I’ve sited the VegTrug at the back of the plot in front of a holly hedge. This isn’t the obvious place from an access point of view, but it does mean that it won’t be shading other crops that will grow in front of it. Although the ground is quite firm when it is compacted I’ve used two wooden beams beneath the feet of the VegTrug. This was the easiest way to get it level and to prevent it from sinking into the soil.
I’ve filled my Vegtrug with multi-purpose growing medium that contains loam. This is better for water and nutrient retention and has a good structure to support crops. I used 6 x 60 litre bags of growing medium to fill the VegTrug. I chose a growing medium that was truly multi-purpose because I want to be able to sow seeds directly into it. It’s worth checking this before you start.
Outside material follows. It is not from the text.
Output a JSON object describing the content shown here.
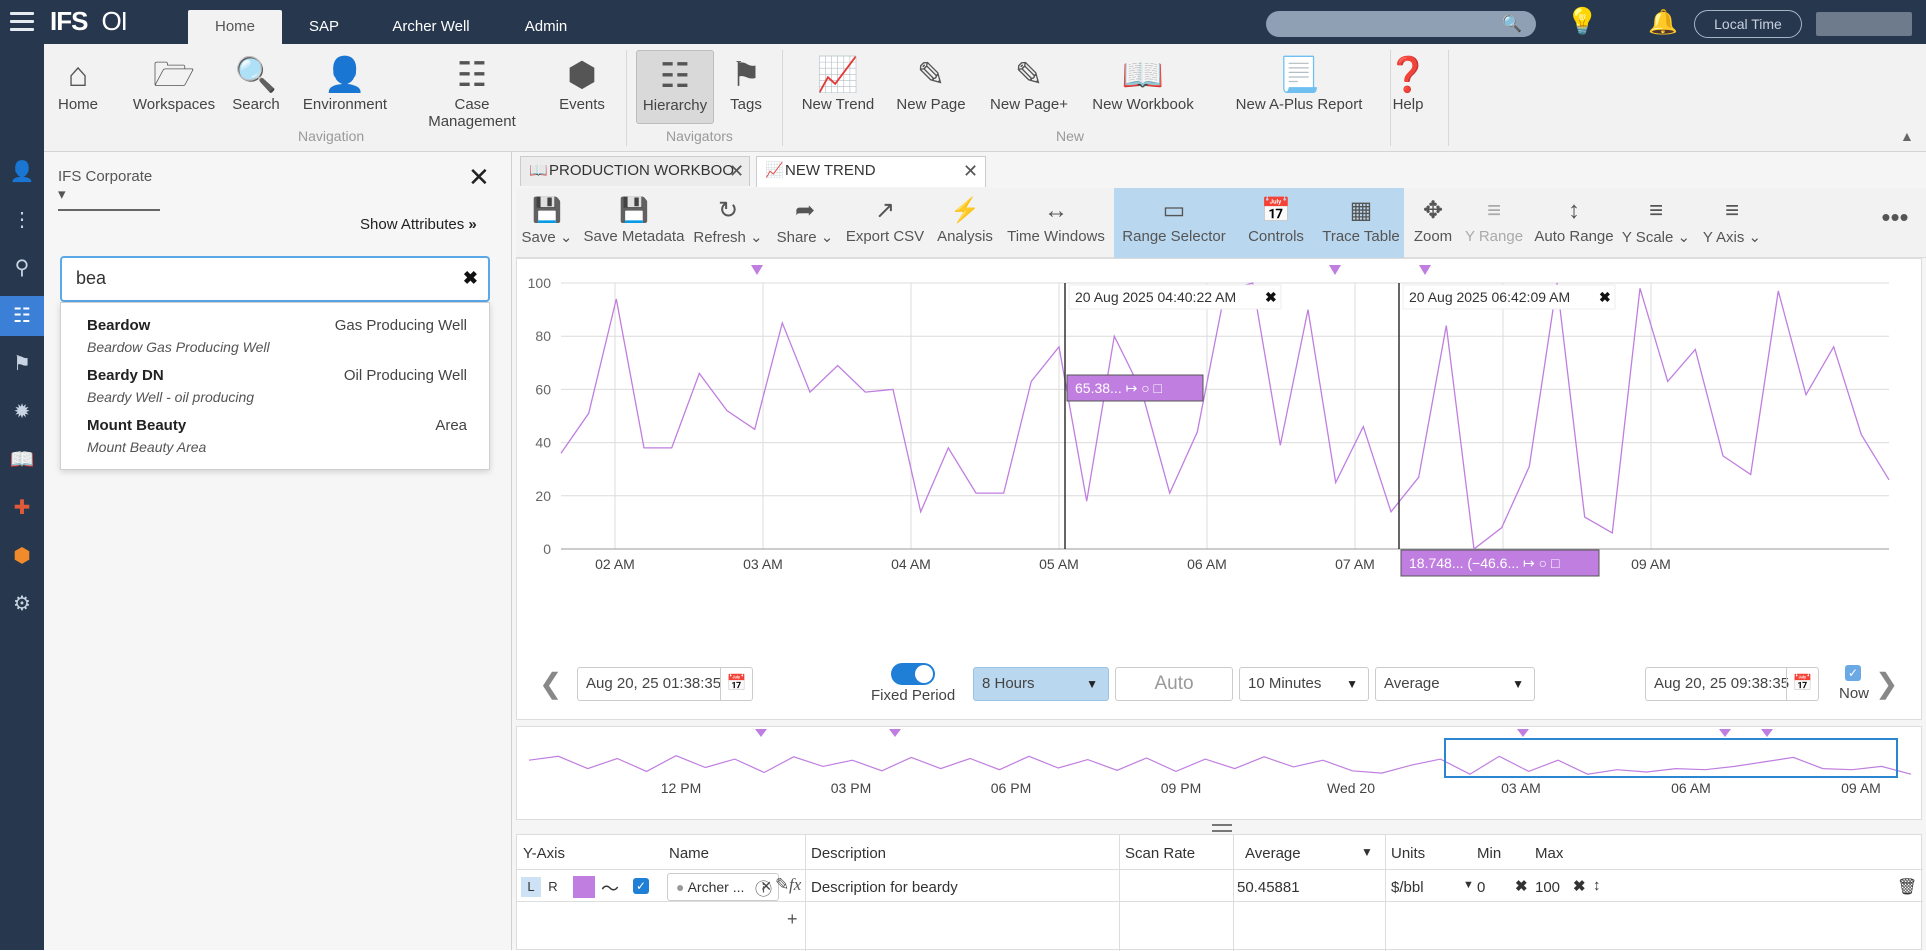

Many types of growing media today contain large proportions of green waste making them unsuitable for sowing seeds.
Since I set up my VegTrug it has occurred to me that I could sow some veggies in the trug and then transplant the plants onto the plot. In other words I would use it as a nursery. This would keep beans, courgettes and other vulnerable plants out of the soil in the initial stages. I have a cover for this VegTrug so I would be using it as a sort of outdoor propagator.
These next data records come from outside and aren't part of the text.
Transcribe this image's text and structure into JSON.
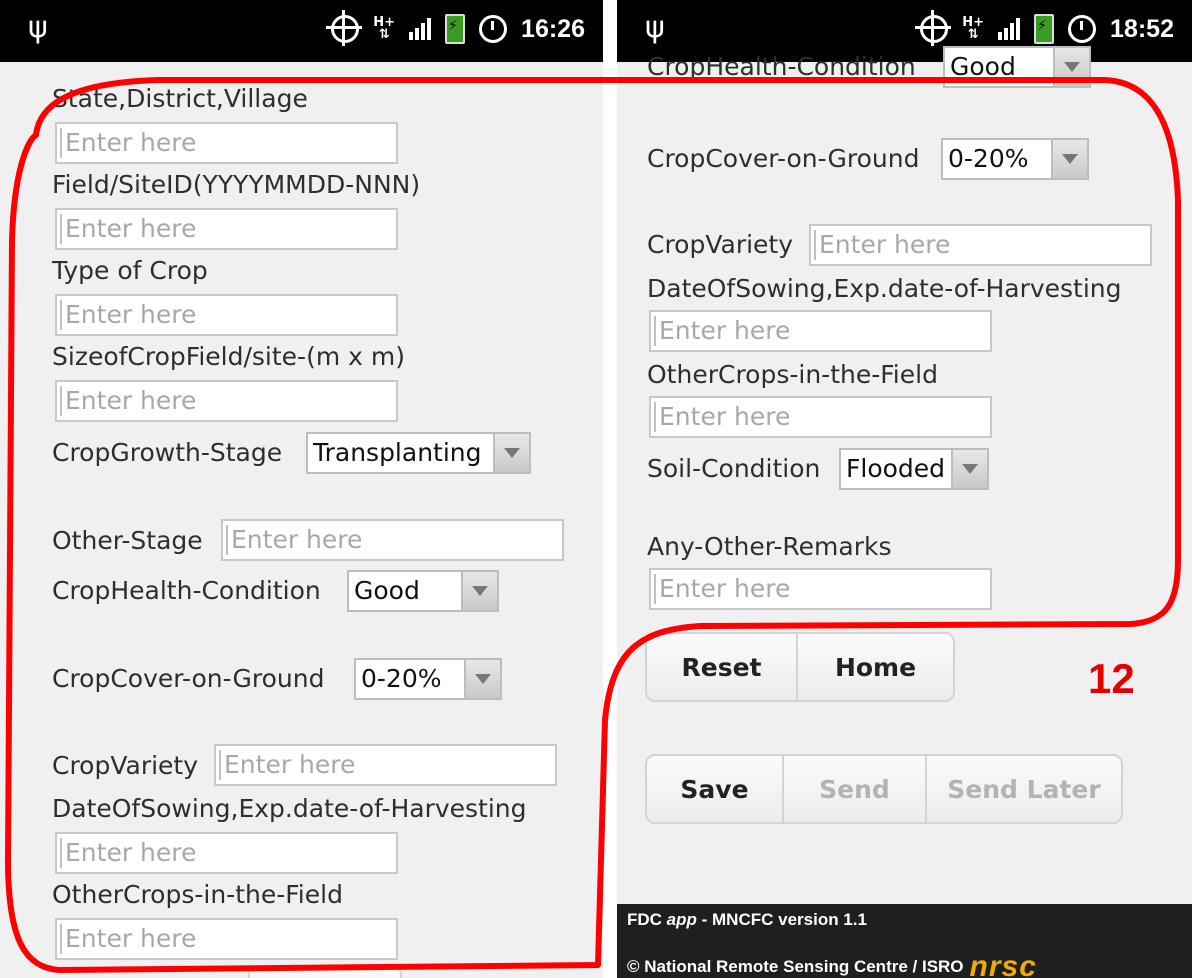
{
  "left_screen": {
    "status": {
      "time": "16:26"
    },
    "labels": {
      "location": "State,District,Village",
      "site_id": "Field/SiteID(YYYYMMDD-NNN)",
      "crop_type": "Type of Crop",
      "field_size": "SizeofCropField/site-(m x m)",
      "growth_stage": "CropGrowth-Stage",
      "other_stage": "Other-Stage",
      "health": "CropHealth-Condition",
      "cover": "CropCover-on-Ground",
      "variety": "CropVariety",
      "sowing": "DateOfSowing,Exp.date-of-Harvesting",
      "other_crops": "OtherCrops-in-the-Field"
    },
    "placeholder": "Enter here",
    "selects": {
      "growth_stage": "Transplanting",
      "health": "Good",
      "cover": "0-20%"
    }
  },
  "right_screen": {
    "status": {
      "time": "18:52"
    },
    "labels": {
      "health_partial": "CropHealth-Condition",
      "cover": "CropCover-on-Ground",
      "variety": "CropVariety",
      "sowing": "DateOfSowing,Exp.date-of-Harvesting",
      "other_crops": "OtherCrops-in-the-Field",
      "soil": "Soil-Condition",
      "remarks": "Any-Other-Remarks"
    },
    "placeholder": "Enter here",
    "selects": {
      "health_partial": "Good",
      "cover": "0-20%",
      "soil": "Flooded"
    },
    "buttons": {
      "reset": "Reset",
      "home": "Home",
      "save": "Save",
      "send": "Send",
      "send_later": "Send Later"
    },
    "footer": {
      "app_prefix": "FDC ",
      "app_italic": "app",
      "app_suffix": " - MNCFC version 1.1",
      "credit": "© National Remote Sensing Centre / ISRO",
      "logo_text": "nrsc"
    }
  },
  "annotation": {
    "number": "12",
    "color": "#e30000"
  }
}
I am keen to try some of the dwarf vegetable varieties that have been developed in recent years for growing in containers, raised beds and small gardens. I sowed a couple of rows of Broad Bean ‘Robin Hood’. This is a dwarf broad bean that should crop in about 12 weeks. I love broad beans, especially as they are so useful even if you only get a small crop. Just a handful are a magic ingredient in a risotto or cooked and added to a salad. They are also delicious when tiny with plenty of butter and fresh fish.
I thought I would also sow some in individual, deep biodegradable pots. These are perfect for raising plants for planting out later without any root disturbance. I’m keen to see if there is any advantage in starting them in pots indoors as opposed to sowing direct in the VegTrug.
I’ve also sown a row of beetroot; a wonderful multi-coloured mix that is ideal to be harvested when small. These are also good eaten raw in salads. Some people find beetroot so easy to grow; I do not. I think the problem is my soil. Because it is sandy and dries out easily there may be insufficient soil water to wash the natural growth inhibitor from the seeds. Therefore they struggle to germinate and grow. Growing them in the VegTrug it should be much easier to control the watering successfully.
The seedlings in my other VegTrug near the house are progressing. I am taking the cover off in the daytime because I don’t want them to get to drawn up and leggy. I’ve planted some herbs that I’ve bought as young plants: chives, coriander and mint. Parsley should also be available anytime now. I know the mint will be too rampant if it is left here, but at this stage it’s lovely and fresh and young. It will be great picked for mint tea, or chopped and added to salads.
I’m going to sow some more rocket and spicy leaves in the next week or so. It will be interesting to see if a later sowing catches up with the early sowings I made at the beginning of the year.
With my two VegTrugs installed and the bonus of some warmer spring weather I feel set up for the season. I’m looking forward to a greater variety of salad leaves and veggies than I’ve had in recent years; last year supply was limited to courgettes and runner beans.
Visit the VegTrug website for more ideas on tips on growing your own: http://vegtrug.com/
Receive free updates by email including special offers and new courses.